WORK INSTRUCTION
Could you say how many lines in the entries contain the string "Price"? Give only that number.

(Web page and app entries)
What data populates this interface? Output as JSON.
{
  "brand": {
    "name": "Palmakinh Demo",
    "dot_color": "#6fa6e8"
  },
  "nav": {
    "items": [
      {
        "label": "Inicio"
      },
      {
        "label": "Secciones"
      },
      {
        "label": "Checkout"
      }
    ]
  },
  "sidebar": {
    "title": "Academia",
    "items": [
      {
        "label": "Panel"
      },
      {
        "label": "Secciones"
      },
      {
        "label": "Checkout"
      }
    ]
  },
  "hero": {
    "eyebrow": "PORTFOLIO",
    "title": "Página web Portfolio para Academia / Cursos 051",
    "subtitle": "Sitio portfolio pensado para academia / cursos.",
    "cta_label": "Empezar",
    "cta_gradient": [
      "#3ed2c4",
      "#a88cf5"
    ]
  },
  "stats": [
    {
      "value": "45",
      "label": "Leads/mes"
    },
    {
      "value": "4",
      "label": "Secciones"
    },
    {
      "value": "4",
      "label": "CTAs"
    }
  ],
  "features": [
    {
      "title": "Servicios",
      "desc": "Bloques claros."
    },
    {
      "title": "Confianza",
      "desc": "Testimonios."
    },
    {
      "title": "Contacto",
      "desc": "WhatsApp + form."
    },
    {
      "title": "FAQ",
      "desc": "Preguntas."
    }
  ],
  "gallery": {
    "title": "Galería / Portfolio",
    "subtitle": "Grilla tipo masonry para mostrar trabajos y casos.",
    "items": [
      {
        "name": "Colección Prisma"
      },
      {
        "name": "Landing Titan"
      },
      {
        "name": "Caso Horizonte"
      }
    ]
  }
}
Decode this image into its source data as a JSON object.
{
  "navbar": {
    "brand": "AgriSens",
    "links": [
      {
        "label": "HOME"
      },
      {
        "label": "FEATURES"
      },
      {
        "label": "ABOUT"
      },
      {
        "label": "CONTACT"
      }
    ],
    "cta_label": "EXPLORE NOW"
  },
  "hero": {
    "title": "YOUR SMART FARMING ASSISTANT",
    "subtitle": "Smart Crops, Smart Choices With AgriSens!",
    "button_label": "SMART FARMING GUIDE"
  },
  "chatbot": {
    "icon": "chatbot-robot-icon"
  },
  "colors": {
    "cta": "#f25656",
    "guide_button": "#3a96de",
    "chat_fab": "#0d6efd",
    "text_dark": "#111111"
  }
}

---

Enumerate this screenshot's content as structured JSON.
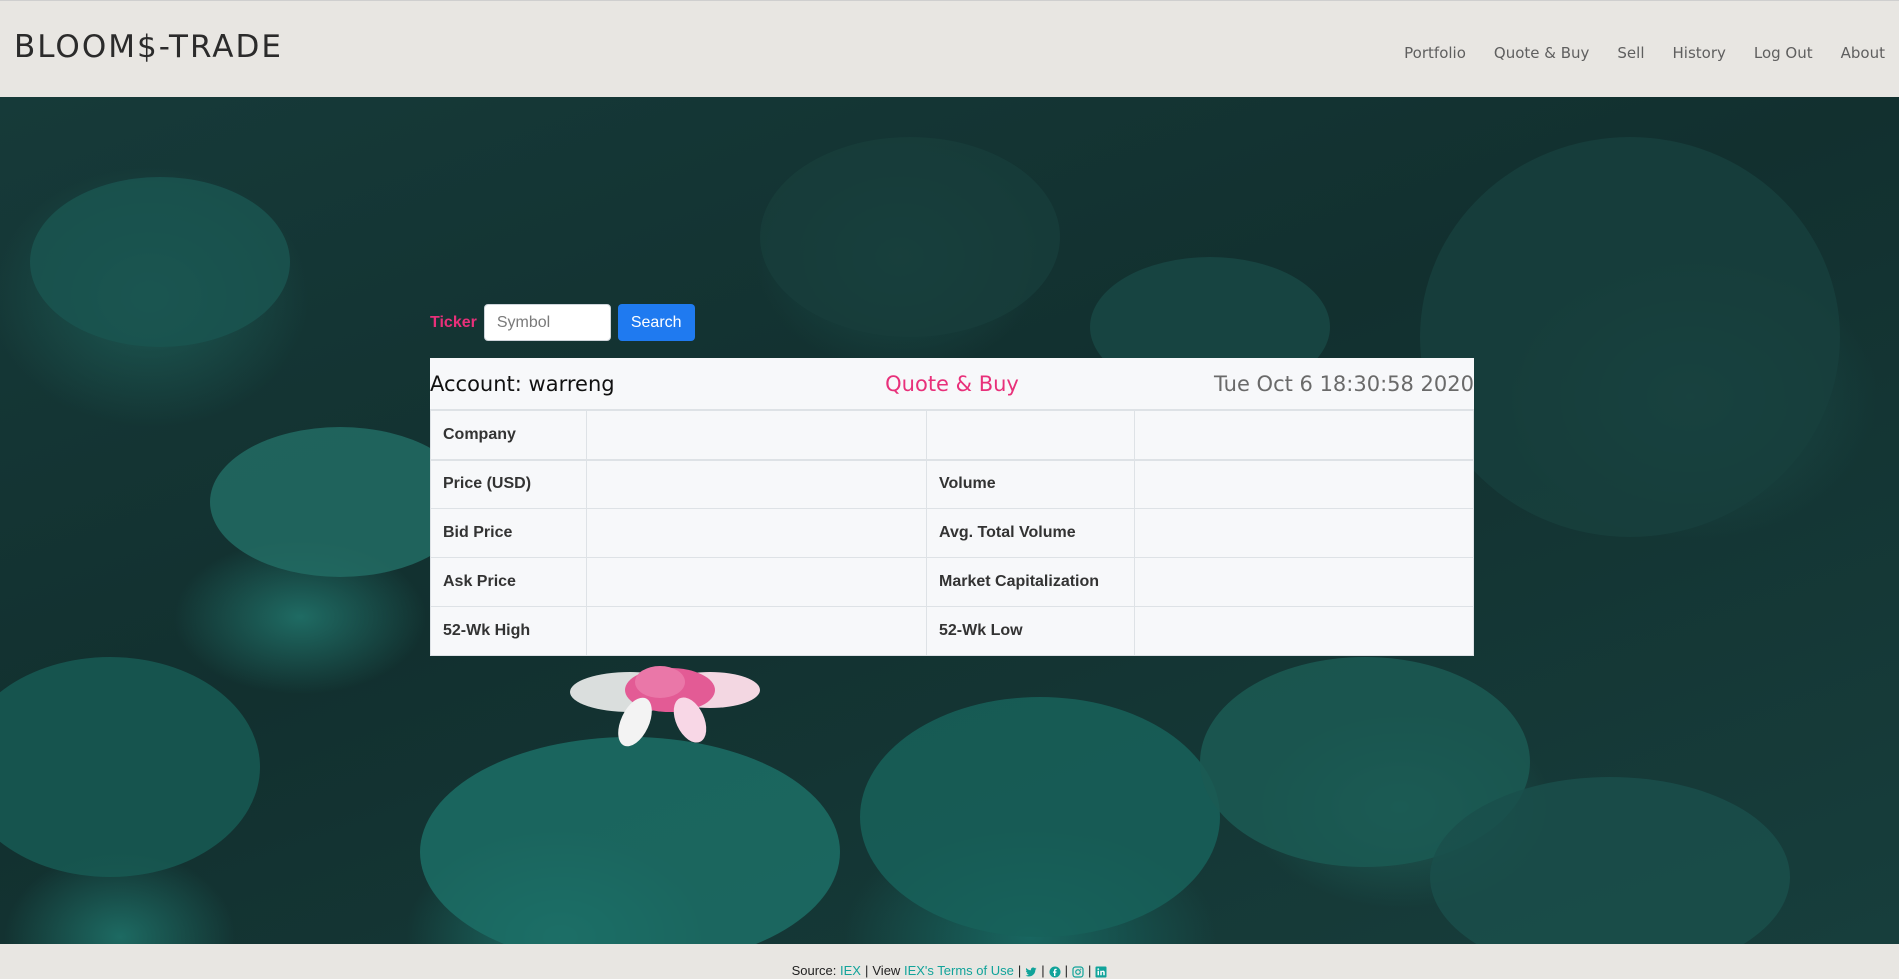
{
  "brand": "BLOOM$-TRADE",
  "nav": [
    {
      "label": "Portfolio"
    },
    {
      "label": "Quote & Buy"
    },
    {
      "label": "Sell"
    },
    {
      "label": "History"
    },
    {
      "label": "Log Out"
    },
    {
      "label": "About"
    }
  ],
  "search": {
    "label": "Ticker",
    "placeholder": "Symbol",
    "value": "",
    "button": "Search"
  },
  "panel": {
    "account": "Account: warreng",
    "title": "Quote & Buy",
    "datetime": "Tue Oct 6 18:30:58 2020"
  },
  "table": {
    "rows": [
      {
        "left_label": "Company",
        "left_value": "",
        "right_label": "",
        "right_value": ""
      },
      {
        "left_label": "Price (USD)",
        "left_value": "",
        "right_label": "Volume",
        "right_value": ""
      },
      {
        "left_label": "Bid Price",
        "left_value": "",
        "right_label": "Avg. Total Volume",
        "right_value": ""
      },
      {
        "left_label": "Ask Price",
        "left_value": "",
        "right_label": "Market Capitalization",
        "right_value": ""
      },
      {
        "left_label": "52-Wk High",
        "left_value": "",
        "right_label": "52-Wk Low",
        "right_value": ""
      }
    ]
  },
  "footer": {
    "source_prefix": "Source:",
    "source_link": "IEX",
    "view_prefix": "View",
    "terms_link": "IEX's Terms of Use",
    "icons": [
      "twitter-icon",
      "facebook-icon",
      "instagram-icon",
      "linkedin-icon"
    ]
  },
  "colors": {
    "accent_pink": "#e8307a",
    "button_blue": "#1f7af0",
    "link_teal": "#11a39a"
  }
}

ANSWER BOX
3